We’re closing in fast on the end of the story. And I don’t have another one planned right now. I really want to try to spend some time on my non-House writing this month. My work is quieter at this time (being summer in the Southern Hemisphere) and it’s a good opportunity for me to concentrate. But you never know, something might pop up.

Oh, and before I go, thanks to all the lovely people who nominated me for the “Whiteboard Awards” over on the Fox Forum. It really is such an honour to be nominated along with some other wonderful authors. My only regret is that one of my stories from last year, “Rebirth”, isn’t eligible because I posted it on ff.net, not the forum. It is one of the stories from last year that I’m most proud of. But the rules is the rules!

Sorry, this isn’t a particularly fascinating post, but I just thought I’d pop in, let you know I was still alive, still intending to keep up this blog, and…. well, that’s about it. Promise I’ll be back soon with more of my (hopefully) scintillating stuff. Once “If you really” is complete, I’m planning to publish a post about how I felt about writing it and some DVD extras, “behind the scenes” stuff. Hopefully that might be interesting!

Gertrude’s House. As if I didn’t bang on enough in other internet forums, I decided I needed one of my very own.

Basically, I realised that in my efforts to get published in the “real world” , there was no end of helpful advice out there in blog land. But I get a lot of my writing practice  – and, to be honest, my writing pleasure – from writing fan fiction. (Specifically, just so you know, House MD fan fiction. And I primarily write House/OC (OC = original character) romance fan fiction.)

And on that topic, well, there’s really not so much out there. Or, if there is, it’s hard to find!

I know, fan fiction writing is seen as geeky and nerdy and – to use an Australian word – daggy. And often looked down upon as an inferior literature form. Yes, there is some terrible fan fiction out there. But, let’s be honest, there’s some terrible books out there too. I know. I’ve read them.

What I want to do with this blog is:

  • talk about my writing  and what I’ve learned about writing, posting and reviewing fan fiction (because after all, isn’t every blog just a little bit selfish and self-centred)
  • to have somewhere I can interact with my readers outside of the limited review-reply features
  • occasionally get some of my wonderfully talented fan fiction writer friends to contribute their wisdom and advice
  • pass on some of the things I’ve learned to the betterment of my fellow fan fiction writers

I know, it’s not “save the world”, but hey, it’s my blog. And I’m not doing this out of a sense that I am any kind of expert – far from it. I guess I hope that by sharing my knowledge, I might encourage others to do the same and then we all get to learn.

I can think of so many things I want to blog about. A few of the topics I want to cover include:

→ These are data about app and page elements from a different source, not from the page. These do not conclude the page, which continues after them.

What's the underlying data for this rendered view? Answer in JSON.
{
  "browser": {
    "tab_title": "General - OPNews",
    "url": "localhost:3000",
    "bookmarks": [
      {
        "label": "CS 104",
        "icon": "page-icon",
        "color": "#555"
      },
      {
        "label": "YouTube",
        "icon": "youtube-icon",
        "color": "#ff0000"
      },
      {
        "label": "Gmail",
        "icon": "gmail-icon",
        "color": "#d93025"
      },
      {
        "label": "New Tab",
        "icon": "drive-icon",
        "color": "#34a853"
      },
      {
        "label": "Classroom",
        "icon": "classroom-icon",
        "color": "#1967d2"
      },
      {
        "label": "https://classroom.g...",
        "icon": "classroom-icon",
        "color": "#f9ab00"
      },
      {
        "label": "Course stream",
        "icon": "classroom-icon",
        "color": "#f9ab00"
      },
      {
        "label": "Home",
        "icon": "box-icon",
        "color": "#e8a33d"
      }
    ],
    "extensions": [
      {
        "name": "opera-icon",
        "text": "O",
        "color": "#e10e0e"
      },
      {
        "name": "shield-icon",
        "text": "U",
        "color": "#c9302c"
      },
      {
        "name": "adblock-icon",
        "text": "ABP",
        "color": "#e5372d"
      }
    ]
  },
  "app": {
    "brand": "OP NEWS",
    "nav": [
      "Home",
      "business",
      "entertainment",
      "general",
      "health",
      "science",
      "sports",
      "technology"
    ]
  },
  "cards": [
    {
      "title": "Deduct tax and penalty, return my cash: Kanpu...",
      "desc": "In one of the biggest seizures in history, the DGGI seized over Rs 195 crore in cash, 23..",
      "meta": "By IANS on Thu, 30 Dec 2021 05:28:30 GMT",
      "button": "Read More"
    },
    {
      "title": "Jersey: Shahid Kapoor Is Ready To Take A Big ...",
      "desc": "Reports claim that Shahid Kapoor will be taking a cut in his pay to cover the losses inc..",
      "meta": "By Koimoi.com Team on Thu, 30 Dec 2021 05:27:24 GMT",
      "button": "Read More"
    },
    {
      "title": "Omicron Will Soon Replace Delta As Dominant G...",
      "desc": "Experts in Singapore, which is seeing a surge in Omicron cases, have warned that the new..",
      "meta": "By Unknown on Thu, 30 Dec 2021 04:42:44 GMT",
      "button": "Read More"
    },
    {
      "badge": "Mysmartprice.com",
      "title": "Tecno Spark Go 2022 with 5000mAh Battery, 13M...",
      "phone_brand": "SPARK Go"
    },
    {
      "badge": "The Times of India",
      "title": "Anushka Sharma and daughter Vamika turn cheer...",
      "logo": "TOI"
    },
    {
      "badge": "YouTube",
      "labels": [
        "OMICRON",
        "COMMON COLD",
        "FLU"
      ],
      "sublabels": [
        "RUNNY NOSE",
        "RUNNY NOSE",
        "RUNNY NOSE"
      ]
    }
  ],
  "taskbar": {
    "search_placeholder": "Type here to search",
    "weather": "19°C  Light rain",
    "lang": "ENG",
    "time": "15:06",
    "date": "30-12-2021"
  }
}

  • some of the general writing hints and tips I’ve gathered along the way that apply to writing any kind of fiction, whether your own characters or some you’ve borrowed
  • posting fan fiction – how often, how to build a ‘fan base’, how to make readers eager to read your work (not that I know all the answers, here, just a topic I want to explore!)
  • reviewing fan fiction – what authors really want to hear from readers
  • how other writers write, the processes they use, the techniques and tools and tips they have to pass on
  • the specific challenges and opportunities of fan fiction writing and the limitations of using someone else’s characters
  • the decision of whether or not to follow the ‘canon’ of the ‘verse you are playing in
  • how to deal with developments in your chosen fandom within your writing

There. I figure if I can think of seven post topics just off the top of my head, that’s a good way to start. And of course this is where you can add comments and tell me about other stuff you’d like to see me cover — or write something yourself for me to publish – I think I’m going to love guest bloggers if I have any volunteers!

Who knows where we’ll go from here. Drop me a line if you have further thoughts and I hope this turns out to be an exciting new adventure for us all.

Pages

The great and wise Gertrude Stein